It’s funny how you sometimes get labelled early in a cycle. Long ago I think I picked up the “man from the centre” label – you know, the “one that’s here to help you”. At a session last week with a couple of senior IT people they wondered what was coming next from Central Infrastructure – and even had a couple of ideas that could do with some research.
For the last 9 months or so I’ve been wondering how to fill in the missing piece of the puzzle in IT in government – whether that be UK government or any other government. Thinking about it, there are doubtless many corporations that have the same missing piece, although I’ve seen many that have fully nailed it.
The bit I’m talking about is the “middle of the pyramid” – the part where entities come together to collaborate on development and then have just one of something between several of them.
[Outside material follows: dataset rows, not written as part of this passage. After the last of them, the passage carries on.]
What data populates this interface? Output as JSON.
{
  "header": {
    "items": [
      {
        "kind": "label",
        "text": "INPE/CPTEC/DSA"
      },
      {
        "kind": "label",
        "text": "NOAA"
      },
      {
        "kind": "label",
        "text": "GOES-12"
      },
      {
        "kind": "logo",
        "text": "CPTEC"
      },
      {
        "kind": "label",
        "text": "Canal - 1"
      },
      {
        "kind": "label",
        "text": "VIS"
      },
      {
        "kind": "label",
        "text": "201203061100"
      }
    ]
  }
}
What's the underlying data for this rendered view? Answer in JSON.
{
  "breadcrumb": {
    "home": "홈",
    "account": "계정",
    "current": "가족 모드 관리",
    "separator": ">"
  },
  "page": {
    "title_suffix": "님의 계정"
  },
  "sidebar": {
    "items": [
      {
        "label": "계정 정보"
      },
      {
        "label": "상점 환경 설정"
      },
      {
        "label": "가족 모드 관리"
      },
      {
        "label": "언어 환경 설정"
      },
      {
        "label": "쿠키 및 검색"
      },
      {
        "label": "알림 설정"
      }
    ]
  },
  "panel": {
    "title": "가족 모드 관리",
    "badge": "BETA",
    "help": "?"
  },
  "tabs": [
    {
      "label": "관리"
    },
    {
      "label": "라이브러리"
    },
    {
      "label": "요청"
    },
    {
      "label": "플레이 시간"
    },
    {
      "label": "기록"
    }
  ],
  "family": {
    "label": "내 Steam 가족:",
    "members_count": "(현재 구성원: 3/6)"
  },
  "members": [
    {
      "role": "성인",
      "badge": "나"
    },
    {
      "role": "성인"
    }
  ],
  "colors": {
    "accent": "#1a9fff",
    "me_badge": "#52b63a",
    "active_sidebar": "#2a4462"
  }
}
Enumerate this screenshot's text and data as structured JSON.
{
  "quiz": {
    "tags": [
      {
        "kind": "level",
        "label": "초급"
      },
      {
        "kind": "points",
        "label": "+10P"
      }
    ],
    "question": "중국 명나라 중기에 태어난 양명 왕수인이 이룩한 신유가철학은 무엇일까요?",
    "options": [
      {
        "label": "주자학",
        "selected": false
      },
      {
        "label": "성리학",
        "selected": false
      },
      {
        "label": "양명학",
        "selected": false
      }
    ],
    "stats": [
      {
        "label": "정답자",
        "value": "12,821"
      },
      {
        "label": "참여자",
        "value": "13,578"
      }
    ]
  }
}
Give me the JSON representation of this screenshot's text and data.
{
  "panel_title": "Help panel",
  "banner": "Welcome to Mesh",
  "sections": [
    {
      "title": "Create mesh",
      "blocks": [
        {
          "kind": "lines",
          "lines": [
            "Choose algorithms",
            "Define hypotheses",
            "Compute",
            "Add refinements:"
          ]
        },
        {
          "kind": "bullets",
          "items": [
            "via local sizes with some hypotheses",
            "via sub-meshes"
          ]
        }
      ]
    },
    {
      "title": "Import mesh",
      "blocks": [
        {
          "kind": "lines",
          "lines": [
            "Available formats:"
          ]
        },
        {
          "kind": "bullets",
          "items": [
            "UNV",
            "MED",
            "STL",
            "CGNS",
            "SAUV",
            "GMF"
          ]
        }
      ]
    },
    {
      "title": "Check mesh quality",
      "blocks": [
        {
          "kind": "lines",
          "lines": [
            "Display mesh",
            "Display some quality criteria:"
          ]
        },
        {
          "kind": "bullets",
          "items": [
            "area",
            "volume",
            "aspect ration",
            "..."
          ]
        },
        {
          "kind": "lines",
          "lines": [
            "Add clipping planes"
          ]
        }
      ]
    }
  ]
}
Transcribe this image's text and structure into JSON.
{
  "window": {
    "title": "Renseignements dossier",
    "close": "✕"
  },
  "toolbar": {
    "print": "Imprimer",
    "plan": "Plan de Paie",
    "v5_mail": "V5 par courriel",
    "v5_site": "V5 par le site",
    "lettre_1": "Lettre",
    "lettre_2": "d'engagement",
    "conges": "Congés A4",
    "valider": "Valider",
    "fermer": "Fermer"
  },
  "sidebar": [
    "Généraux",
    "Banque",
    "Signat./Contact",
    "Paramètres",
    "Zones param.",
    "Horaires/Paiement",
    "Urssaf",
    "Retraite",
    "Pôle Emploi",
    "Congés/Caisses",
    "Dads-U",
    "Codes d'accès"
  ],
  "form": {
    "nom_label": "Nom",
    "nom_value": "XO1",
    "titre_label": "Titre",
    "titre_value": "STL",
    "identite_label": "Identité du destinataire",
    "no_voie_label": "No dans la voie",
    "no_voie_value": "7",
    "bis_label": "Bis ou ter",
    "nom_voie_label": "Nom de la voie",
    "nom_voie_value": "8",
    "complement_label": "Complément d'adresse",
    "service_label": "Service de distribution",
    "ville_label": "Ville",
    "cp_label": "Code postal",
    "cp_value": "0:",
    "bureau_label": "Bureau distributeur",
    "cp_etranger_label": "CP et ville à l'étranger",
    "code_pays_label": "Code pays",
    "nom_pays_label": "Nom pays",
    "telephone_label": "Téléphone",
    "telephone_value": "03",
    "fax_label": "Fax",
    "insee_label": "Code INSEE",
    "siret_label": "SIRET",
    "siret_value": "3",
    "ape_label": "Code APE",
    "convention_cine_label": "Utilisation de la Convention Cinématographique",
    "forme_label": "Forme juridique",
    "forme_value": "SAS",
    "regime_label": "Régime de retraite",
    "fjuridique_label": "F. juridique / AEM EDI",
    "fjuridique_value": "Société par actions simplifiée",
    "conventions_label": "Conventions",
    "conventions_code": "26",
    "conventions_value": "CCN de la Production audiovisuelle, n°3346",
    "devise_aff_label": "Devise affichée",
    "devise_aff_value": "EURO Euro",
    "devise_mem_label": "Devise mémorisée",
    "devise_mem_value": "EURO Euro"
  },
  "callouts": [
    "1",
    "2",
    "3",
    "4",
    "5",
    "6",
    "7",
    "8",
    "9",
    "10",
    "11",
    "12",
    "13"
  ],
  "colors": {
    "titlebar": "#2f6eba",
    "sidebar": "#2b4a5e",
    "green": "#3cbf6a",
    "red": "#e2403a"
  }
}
It might mean that there are 10 across the whole of government (rather than the one that central infrastructure implies) – which is way better than the 1000 that probably exist today (or the 3,000 in website terms). The slide below hopefully explains it:
What I think is that the “centre” can facilitate the conversations that need to happen to make this a reality and can help foster the market with supplier partners who are going to do the heavy lifting. The key bit for this will also be some good, common and widely supported standards – so that, over time, convergence to fewer platforms or a swapin-swapout process could result, where aging (or failing) platforms are replaced by newer ones or stronger ones. The NHS procurement processs seems to have arrived at this as an ideal solution – with the option (I think) for entire consortia to be replaced just as easily as some components. A fascinating idea that I think has a chance at success across the wider public sector. If I’m right, then I think it plays out per the slide below: